3/24/2013 (updated 3/25/2013)


Roots music icon Chris Strachwitz, founder of legendary Arhoolie Records, despairs at the corporate "mouse" music dominating America. He takes us along on a hip-shaking stomp from New Orleans to Texas, Cajun country to Appalachia, as he continues his passionate quest for the musical soul of America.

Arhoolie Records' 50 Years of Roots Music Celebrated in Film at SXSW - Phil Gallo, Billboardbiz

Strachwitz and the filmmakers behind "This Ain't No Mouse Music," Maureen Gosling and Chris Simon, celebrated the premiere for the film with a gathering at a private home about eight miles away from the center of town.

The films chronicles Strachwitz at work in recent years, recording indigenous musicians in Louisiana and Texas, as well as explaining his 50 years in the record business working with Lightnin' Hopkins, Clifton Chenier, Mance Lipscomb, Big Mama Thornton and Michael Doucet of Beausoleil.

"If Chris didn't go down there and record it," Richard Thompson says in the film, "we wouldn't know about it."

SXSW 2013: This Ain't No Mouse Music! - Elise Naknhikian, Slant
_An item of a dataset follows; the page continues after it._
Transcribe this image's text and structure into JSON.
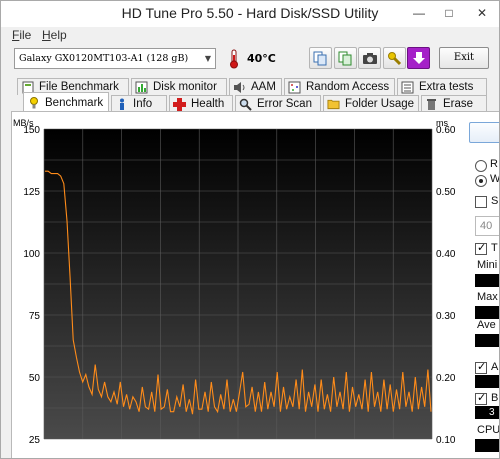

Racial identity is also the theme of This Ain't No Mouse Music!, a celebration of American and Mexican roots music, as heard through the ears and recorded through the mikes of Chris Strachwitz, founder of the Arhoolie record label and owner of the Down Home Music Store in El Cerrito, California.

Co-directors Chris Simon and Maureen Gosling are Strachwitz's female film equivalent. Both made movies for years with Les Blank, helping to document personal passions/obsessions in exquisitely executed yet DIY-flavored films like Gap-Toothed Women and Burden of Dreams. Moving for decades in the same circles as Strachwitz, whose Chulas Fronteras, a 1976 collaboration with Blank, was a groundbreaking documentary about Tex-Mex norteño music, they had long seen the potential in his story.
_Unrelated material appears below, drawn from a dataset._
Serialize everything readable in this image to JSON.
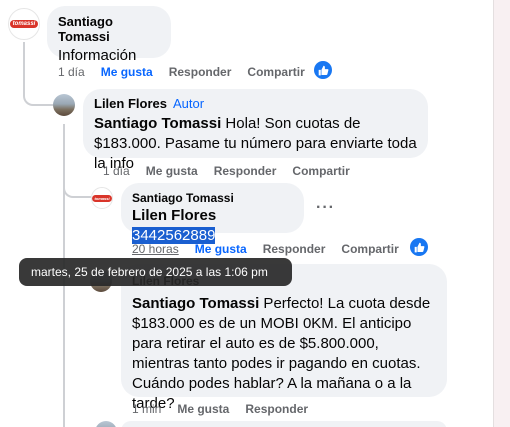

Working with a budget of just $175,000 painstakingly gathered over seven years, they pieced together an intimate and inspirational story of a life well lived. Strachwitz grew up in Germany in the 1930s and '40s and was forced out after WWII, at the age of 15, as part of the resettlement of Germans from what is now Poland. He wound up in the United States and fell instantly in love with the jazz he heard on the radio, soon graduating to rawer forms of music—basically, anything with soul. "I was a lonely cat," he explains. (There's also a lovely irony in a German boy from Nazi Germany becoming an American standard bearer for cultural diversity, not to mention a champion of African-American sharecroppers and Mexican-American campesinos, but the filmmakers don't address that.)

Strachwitz wound up recording or collecting all kinds of music, nearly all of it from south of the Mason Dixon line, and some from south of the Mexican border. In the process, he helped disseminate the work of seminal musicians from Texas, Louisiana, the Mississippi Delta, and Appalachia, including Flaco Jimenez, Clifton Chenier, and Lightnin' Hopkins.

The film's visuals are strictly pedestrian, but the access is impeccable as Simon and Gosling layer jam sessions, family reunions, conversations, and reminiscences into a moving portrait of a man who constructed a new de facto family and life for himself from the music and musicians he kept falling in love with.

Richard Thompson, Bonnie Raitt, Ry Cooder, and other musicians talk about how Strachwitz and the music he recorded influenced them. They tell some good anecdotes in the process, as when Raitt says that she learned, from sharing a dressing room with Big Mama Thornton, that Thornton dressed like a man "right down to her drawers."